>>>
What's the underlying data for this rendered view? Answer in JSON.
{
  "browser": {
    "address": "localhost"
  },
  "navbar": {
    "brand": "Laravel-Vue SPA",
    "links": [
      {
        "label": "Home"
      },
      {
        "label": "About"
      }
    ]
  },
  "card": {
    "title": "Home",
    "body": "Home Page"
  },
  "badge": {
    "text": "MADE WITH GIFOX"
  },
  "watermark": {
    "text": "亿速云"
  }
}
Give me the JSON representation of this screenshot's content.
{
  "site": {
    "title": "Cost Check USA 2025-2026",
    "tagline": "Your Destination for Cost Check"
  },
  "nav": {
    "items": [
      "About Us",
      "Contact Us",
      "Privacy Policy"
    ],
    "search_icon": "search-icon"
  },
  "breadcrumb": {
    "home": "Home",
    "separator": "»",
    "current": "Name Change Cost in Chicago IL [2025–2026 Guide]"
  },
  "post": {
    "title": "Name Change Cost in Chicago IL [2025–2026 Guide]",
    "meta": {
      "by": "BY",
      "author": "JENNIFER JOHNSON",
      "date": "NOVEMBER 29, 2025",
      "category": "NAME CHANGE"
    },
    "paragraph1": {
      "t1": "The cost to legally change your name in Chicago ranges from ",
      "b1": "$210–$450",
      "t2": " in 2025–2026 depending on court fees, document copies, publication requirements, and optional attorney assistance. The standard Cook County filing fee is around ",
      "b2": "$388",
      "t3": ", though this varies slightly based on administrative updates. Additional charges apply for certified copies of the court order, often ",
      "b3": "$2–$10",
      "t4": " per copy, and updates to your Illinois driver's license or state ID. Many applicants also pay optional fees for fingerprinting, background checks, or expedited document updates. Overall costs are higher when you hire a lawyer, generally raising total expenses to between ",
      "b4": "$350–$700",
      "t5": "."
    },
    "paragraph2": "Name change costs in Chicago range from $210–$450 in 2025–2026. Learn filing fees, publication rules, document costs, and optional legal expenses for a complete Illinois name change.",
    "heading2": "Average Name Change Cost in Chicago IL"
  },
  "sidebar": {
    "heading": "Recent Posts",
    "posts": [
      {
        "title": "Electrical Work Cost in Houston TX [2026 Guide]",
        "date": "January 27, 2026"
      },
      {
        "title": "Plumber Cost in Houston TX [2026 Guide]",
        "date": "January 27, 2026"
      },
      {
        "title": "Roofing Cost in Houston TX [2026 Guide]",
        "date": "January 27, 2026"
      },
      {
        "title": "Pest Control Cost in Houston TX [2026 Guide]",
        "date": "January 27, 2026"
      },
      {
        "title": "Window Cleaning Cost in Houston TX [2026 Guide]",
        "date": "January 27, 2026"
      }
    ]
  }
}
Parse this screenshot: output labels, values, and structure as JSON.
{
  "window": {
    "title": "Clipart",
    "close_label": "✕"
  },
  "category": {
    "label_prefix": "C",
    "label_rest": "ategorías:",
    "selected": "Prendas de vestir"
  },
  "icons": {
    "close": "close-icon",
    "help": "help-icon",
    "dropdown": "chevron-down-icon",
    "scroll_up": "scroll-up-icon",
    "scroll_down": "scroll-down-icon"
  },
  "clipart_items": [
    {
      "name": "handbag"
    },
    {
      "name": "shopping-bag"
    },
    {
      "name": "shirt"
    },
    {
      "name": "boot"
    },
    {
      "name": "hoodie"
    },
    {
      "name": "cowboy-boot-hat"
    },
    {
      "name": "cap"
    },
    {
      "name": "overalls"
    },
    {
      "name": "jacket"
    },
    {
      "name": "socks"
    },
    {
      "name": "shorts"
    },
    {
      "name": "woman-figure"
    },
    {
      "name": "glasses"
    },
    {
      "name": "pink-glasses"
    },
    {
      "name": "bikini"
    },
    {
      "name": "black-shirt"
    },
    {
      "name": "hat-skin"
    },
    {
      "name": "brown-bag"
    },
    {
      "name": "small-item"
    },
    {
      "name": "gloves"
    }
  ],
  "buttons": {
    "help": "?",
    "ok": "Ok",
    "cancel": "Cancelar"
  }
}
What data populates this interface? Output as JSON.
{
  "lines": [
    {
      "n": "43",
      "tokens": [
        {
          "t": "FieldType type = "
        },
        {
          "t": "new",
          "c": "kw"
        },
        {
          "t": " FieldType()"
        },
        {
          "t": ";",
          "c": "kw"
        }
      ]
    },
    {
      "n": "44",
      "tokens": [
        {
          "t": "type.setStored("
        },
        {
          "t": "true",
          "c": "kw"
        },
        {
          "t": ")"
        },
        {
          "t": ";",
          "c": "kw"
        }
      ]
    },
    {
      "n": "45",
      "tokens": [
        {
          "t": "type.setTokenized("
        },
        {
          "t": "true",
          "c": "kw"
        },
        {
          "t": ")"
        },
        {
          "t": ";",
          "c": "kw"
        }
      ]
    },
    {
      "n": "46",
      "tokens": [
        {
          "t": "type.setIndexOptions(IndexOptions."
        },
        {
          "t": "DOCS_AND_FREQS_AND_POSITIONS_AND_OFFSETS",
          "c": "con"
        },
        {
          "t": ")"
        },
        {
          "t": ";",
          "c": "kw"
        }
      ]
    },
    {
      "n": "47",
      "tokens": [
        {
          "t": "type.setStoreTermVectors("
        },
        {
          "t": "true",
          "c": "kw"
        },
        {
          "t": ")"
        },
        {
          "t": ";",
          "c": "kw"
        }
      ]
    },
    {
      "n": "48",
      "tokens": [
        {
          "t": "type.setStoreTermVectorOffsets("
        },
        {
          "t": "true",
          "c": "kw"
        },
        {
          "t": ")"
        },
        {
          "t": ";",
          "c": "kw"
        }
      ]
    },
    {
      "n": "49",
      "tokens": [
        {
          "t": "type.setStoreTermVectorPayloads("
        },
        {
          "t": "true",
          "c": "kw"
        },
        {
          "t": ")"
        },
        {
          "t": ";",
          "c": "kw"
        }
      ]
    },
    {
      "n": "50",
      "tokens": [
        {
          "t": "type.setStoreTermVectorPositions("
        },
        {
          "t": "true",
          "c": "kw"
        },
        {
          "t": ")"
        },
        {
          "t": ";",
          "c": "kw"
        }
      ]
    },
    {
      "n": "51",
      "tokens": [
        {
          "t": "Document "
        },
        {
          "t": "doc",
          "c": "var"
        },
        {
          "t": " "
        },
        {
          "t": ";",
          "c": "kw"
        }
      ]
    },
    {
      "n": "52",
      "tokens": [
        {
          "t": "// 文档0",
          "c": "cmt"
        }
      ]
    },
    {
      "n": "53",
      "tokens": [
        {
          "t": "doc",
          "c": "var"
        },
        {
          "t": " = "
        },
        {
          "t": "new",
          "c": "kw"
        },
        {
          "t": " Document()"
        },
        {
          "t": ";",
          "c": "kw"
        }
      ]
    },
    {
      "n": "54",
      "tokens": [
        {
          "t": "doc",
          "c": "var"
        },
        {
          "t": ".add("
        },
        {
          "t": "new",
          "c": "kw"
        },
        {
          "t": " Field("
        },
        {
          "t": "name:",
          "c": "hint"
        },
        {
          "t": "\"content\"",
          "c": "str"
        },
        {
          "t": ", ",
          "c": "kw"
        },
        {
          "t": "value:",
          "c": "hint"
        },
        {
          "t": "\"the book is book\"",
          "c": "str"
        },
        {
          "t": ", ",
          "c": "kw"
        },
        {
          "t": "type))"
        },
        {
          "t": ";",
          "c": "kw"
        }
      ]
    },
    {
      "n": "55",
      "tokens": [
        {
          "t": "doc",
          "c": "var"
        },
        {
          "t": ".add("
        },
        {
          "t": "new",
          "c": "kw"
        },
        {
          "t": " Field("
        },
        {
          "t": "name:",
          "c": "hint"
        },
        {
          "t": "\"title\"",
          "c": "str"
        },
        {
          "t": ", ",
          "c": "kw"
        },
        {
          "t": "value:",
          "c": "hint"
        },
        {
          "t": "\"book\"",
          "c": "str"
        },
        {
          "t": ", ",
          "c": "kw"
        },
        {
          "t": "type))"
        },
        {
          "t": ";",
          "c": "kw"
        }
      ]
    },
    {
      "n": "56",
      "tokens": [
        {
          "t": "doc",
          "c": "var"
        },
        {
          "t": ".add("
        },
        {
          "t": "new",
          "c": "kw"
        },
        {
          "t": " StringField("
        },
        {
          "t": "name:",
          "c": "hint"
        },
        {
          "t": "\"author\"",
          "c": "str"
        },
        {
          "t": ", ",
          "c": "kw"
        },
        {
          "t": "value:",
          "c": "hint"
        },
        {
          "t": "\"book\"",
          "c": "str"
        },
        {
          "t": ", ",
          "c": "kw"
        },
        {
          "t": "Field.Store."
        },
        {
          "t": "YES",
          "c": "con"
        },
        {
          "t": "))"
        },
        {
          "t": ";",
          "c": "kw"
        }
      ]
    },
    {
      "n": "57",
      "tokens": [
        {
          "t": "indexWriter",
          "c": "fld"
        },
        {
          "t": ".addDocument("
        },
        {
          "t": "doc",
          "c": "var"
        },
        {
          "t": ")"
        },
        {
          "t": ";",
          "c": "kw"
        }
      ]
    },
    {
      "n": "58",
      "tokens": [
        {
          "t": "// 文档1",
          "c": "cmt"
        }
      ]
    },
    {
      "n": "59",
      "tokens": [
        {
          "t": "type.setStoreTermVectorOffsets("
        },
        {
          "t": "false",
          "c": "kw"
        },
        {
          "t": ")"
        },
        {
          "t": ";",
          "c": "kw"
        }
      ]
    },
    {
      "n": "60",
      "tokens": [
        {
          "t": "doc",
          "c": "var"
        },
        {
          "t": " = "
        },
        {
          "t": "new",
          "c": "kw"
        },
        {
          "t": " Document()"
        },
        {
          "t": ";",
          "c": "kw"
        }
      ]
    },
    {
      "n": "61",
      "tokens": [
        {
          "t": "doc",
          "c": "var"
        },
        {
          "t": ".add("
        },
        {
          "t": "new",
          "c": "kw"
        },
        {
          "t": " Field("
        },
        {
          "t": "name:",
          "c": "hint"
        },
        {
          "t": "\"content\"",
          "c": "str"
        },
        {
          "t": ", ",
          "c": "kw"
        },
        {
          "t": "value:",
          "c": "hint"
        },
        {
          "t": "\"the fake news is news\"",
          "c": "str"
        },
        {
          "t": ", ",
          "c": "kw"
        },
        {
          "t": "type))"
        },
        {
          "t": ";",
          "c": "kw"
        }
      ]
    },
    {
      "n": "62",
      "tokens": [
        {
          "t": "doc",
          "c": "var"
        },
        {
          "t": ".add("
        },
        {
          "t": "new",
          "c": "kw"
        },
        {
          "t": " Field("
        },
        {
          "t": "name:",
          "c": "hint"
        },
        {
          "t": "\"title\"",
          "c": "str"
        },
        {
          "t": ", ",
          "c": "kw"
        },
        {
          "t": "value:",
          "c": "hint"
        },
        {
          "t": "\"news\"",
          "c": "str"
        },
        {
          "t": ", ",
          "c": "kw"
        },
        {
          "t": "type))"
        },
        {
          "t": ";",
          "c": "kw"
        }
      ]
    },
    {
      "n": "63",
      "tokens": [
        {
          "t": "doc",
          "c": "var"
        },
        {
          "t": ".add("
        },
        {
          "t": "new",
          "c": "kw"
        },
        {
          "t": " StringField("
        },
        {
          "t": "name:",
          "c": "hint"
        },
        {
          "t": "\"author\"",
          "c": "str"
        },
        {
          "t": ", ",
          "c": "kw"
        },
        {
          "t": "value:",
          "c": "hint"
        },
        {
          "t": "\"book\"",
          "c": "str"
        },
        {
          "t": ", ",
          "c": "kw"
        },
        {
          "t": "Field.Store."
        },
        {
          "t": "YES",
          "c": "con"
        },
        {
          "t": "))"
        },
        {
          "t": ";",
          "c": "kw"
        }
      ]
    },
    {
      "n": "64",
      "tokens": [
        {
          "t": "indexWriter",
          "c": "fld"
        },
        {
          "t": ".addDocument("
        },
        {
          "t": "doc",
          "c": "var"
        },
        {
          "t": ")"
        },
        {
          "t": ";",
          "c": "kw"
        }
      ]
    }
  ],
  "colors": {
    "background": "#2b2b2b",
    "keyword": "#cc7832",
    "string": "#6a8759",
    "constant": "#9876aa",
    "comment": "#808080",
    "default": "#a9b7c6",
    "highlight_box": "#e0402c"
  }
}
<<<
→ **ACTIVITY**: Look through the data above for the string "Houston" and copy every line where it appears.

→ **OUTPUT**:
        "title": "Electrical Work Cost in Houston TX [2026 Guide]",
        "title": "Plumber Cost in Houston TX [2026 Guide]",
        "title": "Roofing Cost in Houston TX [2026 Guide]",
        "title": "Pest Control Cost in Houston TX [2026 Guide]",
        "title": "Window Cleaning Cost in Houston TX [2026 Guide]",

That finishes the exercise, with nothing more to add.